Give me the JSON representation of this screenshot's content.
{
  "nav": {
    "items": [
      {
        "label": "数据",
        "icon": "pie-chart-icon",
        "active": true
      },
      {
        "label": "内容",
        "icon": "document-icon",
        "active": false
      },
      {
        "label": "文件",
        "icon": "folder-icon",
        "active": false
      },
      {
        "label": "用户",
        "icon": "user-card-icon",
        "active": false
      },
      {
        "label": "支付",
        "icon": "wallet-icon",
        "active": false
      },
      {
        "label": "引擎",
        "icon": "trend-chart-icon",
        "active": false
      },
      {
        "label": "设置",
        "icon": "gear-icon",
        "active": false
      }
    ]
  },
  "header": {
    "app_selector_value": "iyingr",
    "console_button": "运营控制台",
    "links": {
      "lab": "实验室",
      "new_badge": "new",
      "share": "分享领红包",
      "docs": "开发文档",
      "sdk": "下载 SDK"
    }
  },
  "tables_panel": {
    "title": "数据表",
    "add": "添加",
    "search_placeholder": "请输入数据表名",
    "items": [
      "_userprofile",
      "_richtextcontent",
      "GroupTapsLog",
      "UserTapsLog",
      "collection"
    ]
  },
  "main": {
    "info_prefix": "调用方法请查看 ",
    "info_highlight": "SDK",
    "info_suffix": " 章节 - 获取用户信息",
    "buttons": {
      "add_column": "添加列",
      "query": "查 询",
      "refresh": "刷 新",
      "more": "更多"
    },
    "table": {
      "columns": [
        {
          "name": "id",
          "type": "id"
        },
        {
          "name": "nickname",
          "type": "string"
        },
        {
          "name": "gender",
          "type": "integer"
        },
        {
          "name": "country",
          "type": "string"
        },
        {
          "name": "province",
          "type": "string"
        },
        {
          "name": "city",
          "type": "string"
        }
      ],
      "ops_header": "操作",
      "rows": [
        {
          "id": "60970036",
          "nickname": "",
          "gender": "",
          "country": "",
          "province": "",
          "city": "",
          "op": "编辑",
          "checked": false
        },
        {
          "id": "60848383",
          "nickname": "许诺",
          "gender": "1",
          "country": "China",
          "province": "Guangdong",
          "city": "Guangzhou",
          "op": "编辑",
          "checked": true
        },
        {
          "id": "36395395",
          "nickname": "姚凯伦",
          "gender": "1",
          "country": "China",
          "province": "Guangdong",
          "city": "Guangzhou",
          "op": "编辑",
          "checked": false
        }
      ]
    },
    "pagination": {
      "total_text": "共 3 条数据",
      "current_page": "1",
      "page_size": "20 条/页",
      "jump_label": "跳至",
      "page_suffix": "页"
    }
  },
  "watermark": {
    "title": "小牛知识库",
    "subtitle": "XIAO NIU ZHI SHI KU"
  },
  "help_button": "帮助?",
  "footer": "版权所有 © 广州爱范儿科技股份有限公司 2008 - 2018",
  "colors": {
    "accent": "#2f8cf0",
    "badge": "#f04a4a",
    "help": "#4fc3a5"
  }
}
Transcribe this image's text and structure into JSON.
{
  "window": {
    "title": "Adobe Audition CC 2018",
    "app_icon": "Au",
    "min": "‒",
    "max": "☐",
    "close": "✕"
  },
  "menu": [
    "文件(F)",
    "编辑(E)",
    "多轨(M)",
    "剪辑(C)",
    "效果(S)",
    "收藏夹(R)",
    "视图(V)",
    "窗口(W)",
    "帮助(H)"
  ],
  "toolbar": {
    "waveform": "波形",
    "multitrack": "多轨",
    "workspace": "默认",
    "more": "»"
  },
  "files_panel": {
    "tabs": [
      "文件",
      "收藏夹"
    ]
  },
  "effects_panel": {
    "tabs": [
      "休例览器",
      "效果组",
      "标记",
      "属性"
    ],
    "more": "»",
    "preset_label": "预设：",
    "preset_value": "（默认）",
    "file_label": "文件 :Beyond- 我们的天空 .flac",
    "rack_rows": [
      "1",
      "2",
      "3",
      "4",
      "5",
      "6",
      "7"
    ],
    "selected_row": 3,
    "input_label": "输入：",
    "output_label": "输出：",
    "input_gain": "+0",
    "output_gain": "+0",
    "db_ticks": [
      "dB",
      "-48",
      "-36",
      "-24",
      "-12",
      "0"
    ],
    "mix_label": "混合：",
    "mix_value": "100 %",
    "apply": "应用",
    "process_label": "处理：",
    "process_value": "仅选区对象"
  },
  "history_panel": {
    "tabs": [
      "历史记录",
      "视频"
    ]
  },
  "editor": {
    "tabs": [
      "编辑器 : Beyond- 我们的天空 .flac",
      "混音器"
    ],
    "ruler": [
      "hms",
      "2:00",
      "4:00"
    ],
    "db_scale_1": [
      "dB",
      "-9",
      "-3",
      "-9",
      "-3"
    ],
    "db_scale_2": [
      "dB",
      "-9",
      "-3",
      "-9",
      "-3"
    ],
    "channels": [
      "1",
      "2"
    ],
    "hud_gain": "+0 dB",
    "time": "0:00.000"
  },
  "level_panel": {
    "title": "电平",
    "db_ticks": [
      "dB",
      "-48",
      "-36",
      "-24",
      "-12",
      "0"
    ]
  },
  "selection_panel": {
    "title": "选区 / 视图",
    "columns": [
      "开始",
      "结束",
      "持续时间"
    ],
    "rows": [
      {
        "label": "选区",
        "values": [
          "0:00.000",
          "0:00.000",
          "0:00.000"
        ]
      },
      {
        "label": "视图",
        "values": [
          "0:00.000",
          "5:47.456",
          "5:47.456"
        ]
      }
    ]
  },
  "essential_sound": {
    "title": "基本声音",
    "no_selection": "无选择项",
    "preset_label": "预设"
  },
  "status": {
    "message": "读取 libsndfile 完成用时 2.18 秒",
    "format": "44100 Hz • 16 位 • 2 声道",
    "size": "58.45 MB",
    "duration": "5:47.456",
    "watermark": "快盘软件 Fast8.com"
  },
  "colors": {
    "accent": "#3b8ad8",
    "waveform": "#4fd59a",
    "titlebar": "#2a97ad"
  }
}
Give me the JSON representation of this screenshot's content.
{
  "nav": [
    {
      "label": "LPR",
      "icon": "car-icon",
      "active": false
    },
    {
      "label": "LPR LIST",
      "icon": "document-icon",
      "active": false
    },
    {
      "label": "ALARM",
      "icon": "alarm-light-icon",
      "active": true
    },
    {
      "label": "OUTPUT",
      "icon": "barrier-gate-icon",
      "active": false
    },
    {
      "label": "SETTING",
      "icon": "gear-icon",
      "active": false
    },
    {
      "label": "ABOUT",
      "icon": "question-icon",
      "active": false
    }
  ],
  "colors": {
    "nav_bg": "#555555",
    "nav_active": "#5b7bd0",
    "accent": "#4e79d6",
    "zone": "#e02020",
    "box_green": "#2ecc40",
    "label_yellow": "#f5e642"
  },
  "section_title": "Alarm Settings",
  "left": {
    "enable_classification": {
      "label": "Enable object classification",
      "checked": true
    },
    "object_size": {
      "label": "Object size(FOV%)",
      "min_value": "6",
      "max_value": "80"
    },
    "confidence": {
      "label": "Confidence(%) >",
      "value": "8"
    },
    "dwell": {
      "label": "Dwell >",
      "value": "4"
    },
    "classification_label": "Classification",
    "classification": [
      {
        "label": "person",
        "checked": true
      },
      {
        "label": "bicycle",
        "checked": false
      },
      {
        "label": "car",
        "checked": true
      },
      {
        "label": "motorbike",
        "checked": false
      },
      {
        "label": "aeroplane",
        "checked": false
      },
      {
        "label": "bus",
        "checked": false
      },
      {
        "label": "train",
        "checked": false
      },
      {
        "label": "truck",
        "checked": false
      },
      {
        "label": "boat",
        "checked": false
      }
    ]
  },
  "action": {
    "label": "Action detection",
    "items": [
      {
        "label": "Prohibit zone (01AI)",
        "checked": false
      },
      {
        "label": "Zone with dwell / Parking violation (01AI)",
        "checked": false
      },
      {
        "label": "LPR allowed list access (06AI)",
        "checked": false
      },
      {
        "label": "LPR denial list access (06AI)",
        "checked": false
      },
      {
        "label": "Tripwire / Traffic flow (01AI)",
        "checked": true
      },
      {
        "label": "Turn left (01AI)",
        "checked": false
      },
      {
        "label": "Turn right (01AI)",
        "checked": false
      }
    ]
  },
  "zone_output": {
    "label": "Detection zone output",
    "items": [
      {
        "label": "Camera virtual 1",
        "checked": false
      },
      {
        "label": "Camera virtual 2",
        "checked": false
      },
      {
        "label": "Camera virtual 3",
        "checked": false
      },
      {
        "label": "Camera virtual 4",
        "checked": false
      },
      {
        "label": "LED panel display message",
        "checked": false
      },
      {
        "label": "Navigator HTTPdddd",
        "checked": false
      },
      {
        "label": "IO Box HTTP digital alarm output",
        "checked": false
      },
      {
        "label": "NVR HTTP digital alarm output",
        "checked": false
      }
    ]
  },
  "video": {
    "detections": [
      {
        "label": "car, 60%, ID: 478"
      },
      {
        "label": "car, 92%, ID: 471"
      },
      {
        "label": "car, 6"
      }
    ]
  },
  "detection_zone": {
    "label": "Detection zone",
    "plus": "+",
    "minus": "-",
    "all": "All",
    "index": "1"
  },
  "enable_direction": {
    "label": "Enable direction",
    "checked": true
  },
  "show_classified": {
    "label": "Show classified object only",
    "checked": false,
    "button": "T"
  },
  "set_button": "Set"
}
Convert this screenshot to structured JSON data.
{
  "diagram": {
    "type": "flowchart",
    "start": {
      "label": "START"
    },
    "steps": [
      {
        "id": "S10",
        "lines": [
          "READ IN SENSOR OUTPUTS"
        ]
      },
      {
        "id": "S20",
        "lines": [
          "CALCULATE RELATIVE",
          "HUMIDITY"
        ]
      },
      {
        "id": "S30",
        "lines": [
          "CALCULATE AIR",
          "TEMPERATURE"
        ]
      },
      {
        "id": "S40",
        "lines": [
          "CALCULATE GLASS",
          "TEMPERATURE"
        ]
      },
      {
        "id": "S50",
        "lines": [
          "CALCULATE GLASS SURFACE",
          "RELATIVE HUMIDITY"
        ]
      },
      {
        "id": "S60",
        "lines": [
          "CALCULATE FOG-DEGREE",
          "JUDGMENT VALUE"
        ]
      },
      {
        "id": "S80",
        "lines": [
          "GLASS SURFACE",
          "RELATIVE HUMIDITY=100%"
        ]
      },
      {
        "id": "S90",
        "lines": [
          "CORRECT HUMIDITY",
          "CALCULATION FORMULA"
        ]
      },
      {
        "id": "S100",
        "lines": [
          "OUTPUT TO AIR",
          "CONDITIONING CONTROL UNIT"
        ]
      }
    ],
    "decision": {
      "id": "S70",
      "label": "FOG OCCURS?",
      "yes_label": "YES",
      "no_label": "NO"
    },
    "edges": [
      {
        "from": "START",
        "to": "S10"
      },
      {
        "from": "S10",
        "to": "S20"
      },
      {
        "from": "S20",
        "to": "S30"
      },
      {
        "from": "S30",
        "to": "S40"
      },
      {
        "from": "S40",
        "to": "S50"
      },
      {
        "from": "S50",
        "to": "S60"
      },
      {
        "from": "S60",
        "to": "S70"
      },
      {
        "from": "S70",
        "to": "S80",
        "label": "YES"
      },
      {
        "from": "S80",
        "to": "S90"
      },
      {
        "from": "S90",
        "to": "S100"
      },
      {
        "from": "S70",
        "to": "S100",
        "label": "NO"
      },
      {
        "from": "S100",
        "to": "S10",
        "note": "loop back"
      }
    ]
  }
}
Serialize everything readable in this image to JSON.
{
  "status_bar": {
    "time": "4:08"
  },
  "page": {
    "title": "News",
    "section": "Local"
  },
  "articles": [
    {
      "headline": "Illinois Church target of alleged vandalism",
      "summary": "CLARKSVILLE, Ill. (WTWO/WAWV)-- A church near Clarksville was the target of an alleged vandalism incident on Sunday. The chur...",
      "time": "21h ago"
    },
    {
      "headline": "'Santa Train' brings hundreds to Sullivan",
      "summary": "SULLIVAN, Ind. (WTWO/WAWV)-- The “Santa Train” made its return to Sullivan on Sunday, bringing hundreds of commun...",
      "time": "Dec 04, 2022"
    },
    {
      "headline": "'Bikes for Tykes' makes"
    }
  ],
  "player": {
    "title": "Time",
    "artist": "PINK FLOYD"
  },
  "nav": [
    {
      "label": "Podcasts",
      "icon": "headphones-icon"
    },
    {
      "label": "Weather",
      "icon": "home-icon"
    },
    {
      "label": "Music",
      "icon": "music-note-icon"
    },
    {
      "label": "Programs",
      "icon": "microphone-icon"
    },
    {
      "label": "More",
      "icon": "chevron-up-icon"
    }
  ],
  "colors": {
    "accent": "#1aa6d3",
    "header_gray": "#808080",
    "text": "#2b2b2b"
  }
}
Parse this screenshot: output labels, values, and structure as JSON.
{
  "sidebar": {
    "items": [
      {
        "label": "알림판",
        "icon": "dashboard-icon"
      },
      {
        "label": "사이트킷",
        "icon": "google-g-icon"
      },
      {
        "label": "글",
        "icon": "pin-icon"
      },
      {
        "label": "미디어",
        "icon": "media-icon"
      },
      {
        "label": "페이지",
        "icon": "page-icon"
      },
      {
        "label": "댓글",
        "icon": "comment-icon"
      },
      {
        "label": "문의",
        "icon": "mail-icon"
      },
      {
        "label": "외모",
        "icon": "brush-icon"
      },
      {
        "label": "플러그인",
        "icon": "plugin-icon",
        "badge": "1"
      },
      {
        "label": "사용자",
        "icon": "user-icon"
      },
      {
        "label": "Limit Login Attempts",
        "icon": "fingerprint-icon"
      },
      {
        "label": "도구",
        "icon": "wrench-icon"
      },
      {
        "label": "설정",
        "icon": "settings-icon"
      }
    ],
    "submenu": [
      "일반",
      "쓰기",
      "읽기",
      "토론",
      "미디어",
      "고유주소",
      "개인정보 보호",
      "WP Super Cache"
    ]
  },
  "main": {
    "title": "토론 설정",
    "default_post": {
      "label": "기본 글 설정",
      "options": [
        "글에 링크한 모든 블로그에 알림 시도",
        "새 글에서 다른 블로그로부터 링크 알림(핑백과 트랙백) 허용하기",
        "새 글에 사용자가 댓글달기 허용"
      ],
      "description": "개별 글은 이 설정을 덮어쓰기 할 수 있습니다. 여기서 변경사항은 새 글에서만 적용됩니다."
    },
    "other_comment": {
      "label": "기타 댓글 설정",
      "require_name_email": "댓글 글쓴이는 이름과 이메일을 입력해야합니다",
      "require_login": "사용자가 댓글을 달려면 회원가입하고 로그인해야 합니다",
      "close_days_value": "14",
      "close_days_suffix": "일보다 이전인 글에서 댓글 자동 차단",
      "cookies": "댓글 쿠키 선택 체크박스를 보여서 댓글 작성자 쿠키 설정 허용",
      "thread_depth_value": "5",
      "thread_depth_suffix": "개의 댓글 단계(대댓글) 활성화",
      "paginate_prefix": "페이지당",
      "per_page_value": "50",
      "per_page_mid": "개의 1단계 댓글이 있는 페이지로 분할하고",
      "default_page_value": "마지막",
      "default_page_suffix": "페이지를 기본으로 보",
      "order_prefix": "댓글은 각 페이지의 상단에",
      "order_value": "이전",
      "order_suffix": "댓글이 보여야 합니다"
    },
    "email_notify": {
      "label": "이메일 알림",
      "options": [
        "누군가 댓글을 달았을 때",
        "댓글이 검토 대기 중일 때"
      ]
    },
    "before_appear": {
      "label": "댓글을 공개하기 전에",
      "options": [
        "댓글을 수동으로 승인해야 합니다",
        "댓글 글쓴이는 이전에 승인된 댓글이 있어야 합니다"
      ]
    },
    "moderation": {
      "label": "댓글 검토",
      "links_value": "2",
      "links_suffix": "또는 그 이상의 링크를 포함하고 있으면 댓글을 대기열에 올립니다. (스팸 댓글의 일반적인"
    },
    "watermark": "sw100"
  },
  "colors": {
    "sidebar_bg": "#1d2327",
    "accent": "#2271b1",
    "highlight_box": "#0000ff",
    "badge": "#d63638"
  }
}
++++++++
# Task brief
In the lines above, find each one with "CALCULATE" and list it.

# Expected answer
          "CALCULATE RELATIVE",
          "CALCULATE AIR",
          "CALCULATE GLASS",
          "CALCULATE GLASS SURFACE",
          "CALCULATE FOG-DEGREE",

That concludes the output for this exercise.